In literature and art, partiinost’ is manifested in the ideological purposefulness of a writer’s, painter’s, performer’s, or musician’s work. Artists are as incapable of avoiding specific treatment of the social views and aspirations of the characters they depict as they are incapable of avoiding the expression of their own sympathies and antipathies. Every human being is bound by countless ties to the interests and spiritual values of particular classes and social groups, and by those interests and values he is oriented. Although some kind of ideological bent has always existed in literature and art, the principle of partiinost’ in creative work was first clearly formulated by Lenin. In the article “Party Organization and Party Literature” (1905) he showed the hypocrisy of arguing that there is absolute freedom in the creative arts. “The freedom of the bourgeois writer, artist, or actress is simply masked (or hypocritically masked) dependence on the money bag, on corruption, on prostitution” (ibid., vol. 12, p. 104). Talk of absolute freedom is only a disguise, “a bourgeois or an anarchist phrase (since, as a world outlook, anarchism is bourgeois philosophy turned inside out)” (ibid., p. 104). Even at that time, Lenin set the task of countering the hypocritical pretense of a free literature (a literature actually bound to the bourgeoisie) with a genuinely free literature openly linked with the proletariat. Lenin emphasized that because of the specific characteristics of the creative arts, they require “greater scope for personal initiative, individual inclination, thought and fantasy, form and content” (ibid., p. 101).
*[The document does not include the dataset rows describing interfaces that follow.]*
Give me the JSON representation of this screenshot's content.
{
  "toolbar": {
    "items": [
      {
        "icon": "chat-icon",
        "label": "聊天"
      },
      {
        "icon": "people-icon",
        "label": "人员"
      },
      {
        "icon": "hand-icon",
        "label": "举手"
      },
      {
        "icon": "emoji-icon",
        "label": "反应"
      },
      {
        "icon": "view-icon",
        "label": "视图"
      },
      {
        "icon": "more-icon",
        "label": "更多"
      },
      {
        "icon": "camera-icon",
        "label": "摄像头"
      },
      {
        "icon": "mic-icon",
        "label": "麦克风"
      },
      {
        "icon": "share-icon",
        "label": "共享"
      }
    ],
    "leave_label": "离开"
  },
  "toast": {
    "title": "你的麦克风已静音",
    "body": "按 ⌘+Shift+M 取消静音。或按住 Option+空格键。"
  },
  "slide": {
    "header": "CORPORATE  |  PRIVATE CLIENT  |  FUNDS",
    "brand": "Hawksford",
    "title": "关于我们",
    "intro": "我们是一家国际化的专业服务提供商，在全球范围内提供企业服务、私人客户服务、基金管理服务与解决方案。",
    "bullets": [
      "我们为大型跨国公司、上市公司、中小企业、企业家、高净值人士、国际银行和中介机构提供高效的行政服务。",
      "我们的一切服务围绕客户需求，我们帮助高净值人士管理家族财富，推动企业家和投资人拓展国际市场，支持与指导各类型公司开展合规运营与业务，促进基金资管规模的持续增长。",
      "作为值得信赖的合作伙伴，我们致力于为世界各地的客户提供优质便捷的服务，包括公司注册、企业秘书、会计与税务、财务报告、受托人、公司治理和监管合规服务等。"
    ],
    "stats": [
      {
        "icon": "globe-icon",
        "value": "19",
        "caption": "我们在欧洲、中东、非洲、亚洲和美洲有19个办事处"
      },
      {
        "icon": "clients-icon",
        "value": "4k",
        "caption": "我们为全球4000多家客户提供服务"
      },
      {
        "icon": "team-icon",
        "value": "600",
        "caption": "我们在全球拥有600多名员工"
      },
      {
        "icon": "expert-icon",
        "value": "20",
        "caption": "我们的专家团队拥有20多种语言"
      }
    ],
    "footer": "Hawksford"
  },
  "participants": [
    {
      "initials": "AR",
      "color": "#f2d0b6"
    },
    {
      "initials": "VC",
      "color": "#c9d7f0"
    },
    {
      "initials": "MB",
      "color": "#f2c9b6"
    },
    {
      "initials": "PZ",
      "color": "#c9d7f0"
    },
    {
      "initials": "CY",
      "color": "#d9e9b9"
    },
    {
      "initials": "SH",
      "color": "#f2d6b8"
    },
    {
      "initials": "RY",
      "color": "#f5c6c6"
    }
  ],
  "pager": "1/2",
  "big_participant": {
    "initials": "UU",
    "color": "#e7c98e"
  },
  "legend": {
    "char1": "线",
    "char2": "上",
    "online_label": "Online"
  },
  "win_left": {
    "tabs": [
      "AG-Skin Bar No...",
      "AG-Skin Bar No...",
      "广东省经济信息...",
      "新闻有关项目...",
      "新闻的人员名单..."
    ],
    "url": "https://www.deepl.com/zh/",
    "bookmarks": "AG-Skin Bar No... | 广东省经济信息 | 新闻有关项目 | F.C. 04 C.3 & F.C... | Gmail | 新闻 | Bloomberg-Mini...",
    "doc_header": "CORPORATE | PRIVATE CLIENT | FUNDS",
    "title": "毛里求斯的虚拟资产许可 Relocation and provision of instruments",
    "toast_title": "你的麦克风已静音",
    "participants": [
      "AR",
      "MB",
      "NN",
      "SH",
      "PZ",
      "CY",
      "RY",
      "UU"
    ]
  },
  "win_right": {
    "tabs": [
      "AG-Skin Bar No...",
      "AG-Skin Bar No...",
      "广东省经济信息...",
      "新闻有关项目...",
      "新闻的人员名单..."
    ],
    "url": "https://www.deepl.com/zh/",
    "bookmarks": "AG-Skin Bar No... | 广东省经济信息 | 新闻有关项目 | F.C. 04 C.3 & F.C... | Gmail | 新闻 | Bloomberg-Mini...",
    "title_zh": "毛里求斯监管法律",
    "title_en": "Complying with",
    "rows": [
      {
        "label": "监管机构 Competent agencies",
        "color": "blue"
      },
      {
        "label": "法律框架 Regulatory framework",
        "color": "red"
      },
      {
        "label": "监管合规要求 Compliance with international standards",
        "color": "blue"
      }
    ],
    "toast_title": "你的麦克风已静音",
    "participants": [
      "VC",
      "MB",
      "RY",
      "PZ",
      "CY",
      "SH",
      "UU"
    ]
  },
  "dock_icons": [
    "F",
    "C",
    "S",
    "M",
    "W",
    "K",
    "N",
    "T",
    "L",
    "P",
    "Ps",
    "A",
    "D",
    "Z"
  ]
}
Based on the principle of partiinost’, socialist literature and art have demonstrated, as Lenin predicted, that true freedom consists in serving not “the upper ten thousand” but the millions and tens of millions of toiling people—the flower of the country, its strength and its future. The Communist Party, which guides and directs literature and art, has continually stressed the need to develop the principle of partiinost’, which it views as the condition for a profound penetration of the essence of social processes, as well as for the vivid and convincing reflection of new human personalities, new social relations, and problems in building communist society.
G. L. SMIRNOV